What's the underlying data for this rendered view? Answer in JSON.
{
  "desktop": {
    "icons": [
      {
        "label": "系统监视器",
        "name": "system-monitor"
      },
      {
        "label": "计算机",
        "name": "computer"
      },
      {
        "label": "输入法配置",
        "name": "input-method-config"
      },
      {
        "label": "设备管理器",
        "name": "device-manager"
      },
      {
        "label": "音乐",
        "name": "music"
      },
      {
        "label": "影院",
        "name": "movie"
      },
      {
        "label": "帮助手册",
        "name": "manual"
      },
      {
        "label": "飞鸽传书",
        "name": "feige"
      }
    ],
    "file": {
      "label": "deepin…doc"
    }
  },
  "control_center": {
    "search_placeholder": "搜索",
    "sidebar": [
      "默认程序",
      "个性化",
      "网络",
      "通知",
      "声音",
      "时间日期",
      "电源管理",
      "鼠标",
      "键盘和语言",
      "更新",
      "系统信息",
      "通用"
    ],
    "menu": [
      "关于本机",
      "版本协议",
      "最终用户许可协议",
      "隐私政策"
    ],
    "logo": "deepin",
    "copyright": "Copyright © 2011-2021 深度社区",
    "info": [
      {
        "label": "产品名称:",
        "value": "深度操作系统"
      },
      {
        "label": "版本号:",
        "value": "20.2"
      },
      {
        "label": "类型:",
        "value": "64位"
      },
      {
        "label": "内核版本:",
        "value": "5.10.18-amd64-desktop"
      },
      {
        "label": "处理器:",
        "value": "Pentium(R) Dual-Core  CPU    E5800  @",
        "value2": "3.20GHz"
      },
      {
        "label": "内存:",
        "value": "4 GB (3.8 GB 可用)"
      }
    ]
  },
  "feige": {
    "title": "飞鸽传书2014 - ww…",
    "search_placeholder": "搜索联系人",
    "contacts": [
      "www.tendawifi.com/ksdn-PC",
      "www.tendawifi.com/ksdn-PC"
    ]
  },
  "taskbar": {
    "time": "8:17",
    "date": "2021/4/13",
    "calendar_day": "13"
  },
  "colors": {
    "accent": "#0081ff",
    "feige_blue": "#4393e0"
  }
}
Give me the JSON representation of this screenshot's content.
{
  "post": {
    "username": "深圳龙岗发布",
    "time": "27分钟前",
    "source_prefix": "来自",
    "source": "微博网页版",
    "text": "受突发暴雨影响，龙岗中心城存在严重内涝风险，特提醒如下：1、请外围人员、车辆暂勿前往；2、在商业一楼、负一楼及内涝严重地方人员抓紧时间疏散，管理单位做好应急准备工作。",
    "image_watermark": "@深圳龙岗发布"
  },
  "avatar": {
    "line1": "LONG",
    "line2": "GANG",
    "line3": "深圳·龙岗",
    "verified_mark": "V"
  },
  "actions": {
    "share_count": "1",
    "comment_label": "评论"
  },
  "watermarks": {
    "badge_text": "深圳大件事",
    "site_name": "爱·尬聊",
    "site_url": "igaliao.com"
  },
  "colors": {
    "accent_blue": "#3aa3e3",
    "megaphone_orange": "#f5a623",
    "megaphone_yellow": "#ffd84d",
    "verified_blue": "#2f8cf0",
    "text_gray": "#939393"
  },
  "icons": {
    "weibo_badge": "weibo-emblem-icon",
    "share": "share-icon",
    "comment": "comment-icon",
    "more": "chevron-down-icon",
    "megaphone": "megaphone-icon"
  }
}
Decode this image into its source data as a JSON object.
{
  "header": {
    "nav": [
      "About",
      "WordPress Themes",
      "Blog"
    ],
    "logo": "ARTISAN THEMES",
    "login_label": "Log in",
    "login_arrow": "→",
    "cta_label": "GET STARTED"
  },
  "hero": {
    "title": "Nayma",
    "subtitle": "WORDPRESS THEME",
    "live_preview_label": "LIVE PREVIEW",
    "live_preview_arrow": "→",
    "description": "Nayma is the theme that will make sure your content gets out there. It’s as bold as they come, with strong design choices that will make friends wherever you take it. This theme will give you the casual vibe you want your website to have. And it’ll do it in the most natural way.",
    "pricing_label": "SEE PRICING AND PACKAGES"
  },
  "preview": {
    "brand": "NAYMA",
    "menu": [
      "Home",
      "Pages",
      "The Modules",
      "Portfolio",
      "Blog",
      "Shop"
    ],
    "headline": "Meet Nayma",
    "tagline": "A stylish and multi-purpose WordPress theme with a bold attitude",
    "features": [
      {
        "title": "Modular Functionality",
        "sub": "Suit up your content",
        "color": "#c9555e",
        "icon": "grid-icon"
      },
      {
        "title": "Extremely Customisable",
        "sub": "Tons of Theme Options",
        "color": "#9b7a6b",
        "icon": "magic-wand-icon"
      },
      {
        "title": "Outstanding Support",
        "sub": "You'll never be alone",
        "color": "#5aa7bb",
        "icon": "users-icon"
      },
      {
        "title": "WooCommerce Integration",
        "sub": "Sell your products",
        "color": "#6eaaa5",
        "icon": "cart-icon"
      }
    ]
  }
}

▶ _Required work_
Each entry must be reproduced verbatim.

▶ _Solution for this problem_
What's the underlying data for this rendered view? Answer in JSON.
{
  "desktop": {
    "icons": [
      {
        "label": "系统监视器",
        "name": "system-monitor"
      },
      {
        "label": "计算机",
        "name": "computer"
      },
      {
        "label": "输入法配置",
        "name": "input-method-config"
      },
      {
        "label": "设备管理器",
        "name": "device-manager"
      },
      {
        "label": "音乐",
        "name": "music"
      },
      {
        "label": "影院",
        "name": "movie"
      },
      {
        "label": "帮助手册",
        "name": "manual"
      },
      {
        "label": "飞鸽传书",
        "name": "feige"
      }
    ],
    "file": {
      "label": "deepin…doc"
    }
  },
  "control_center": {
    "search_placeholder": "搜索",
    "sidebar": [
      "默认程序",
      "个性化",
      "网络",
      "通知",
      "声音",
      "时间日期",
      "电源管理",
      "鼠标",
      "键盘和语言",
      "更新",
      "系统信息",
      "通用"
    ],
    "menu": [
      "关于本机",
      "版本协议",
      "最终用户许可协议",
      "隐私政策"
    ],
    "logo": "deepin",
    "copyright": "Copyright © 2011-2021 深度社区",
    "info": [
      {
        "label": "产品名称:",
        "value": "深度操作系统"
      },
      {
        "label": "版本号:",
        "value": "20.2"
      },
      {
        "label": "类型:",
        "value": "64位"
      },
      {
        "label": "内核版本:",
        "value": "5.10.18-amd64-desktop"
      },
      {
        "label": "处理器:",
        "value": "Pentium(R) Dual-Core  CPU    E5800  @",
        "value2": "3.20GHz"
      },
      {
        "label": "内存:",
        "value": "4 GB (3.8 GB 可用)"
      }
    ]
  },
  "feige": {
    "title": "飞鸽传书2014 - ww…",
    "search_placeholder": "搜索联系人",
    "contacts": [
      "www.tendawifi.com/ksdn-PC",
      "www.tendawifi.com/ksdn-PC"
    ]
  },
  "taskbar": {
    "time": "8:17",
    "date": "2021/4/13",
    "calendar_day": "13"
  },
  "colors": {
    "accent": "#0081ff",
    "feige_blue": "#4393e0"
  }
}
Give me the JSON representation of this screenshot's content.
{
  "post": {
    "username": "深圳龙岗发布",
    "time": "27分钟前",
    "source_prefix": "来自",
    "source": "微博网页版",
    "text": "受突发暴雨影响，龙岗中心城存在严重内涝风险，特提醒如下：1、请外围人员、车辆暂勿前往；2、在商业一楼、负一楼及内涝严重地方人员抓紧时间疏散，管理单位做好应急准备工作。",
    "image_watermark": "@深圳龙岗发布"
  },
  "avatar": {
    "line1": "LONG",
    "line2": "GANG",
    "line3": "深圳·龙岗",
    "verified_mark": "V"
  },
  "actions": {
    "share_count": "1",
    "comment_label": "评论"
  },
  "watermarks": {
    "badge_text": "深圳大件事",
    "site_name": "爱·尬聊",
    "site_url": "igaliao.com"
  },
  "colors": {
    "accent_blue": "#3aa3e3",
    "megaphone_orange": "#f5a623",
    "megaphone_yellow": "#ffd84d",
    "verified_blue": "#2f8cf0",
    "text_gray": "#939393"
  },
  "icons": {
    "weibo_badge": "weibo-emblem-icon",
    "share": "share-icon",
    "comment": "comment-icon",
    "more": "chevron-down-icon",
    "megaphone": "megaphone-icon"
  }
}
Decode this image into its source data as a JSON object.
{
  "header": {
    "nav": [
      "About",
      "WordPress Themes",
      "Blog"
    ],
    "logo": "ARTISAN THEMES",
    "login_label": "Log in",
    "login_arrow": "→",
    "cta_label": "GET STARTED"
  },
  "hero": {
    "title": "Nayma",
    "subtitle": "WORDPRESS THEME",
    "live_preview_label": "LIVE PREVIEW",
    "live_preview_arrow": "→",
    "description": "Nayma is the theme that will make sure your content gets out there. It’s as bold as they come, with strong design choices that will make friends wherever you take it. This theme will give you the casual vibe you want your website to have. And it’ll do it in the most natural way.",
    "pricing_label": "SEE PRICING AND PACKAGES"
  },
  "preview": {
    "brand": "NAYMA",
    "menu": [
      "Home",
      "Pages",
      "The Modules",
      "Portfolio",
      "Blog",
      "Shop"
    ],
    "headline": "Meet Nayma",
    "tagline": "A stylish and multi-purpose WordPress theme with a bold attitude",
    "features": [
      {
        "title": "Modular Functionality",
        "sub": "Suit up your content",
        "color": "#c9555e",
        "icon": "grid-icon"
      },
      {
        "title": "Extremely Customisable",
        "sub": "Tons of Theme Options",
        "color": "#9b7a6b",
        "icon": "magic-wand-icon"
      },
      {
        "title": "Outstanding Support",
        "sub": "You'll never be alone",
        "color": "#5aa7bb",
        "icon": "users-icon"
      },
      {
        "title": "WooCommerce Integration",
        "sub": "Sell your products",
        "color": "#6eaaa5",
        "icon": "cart-icon"
      }
    ]
  }
}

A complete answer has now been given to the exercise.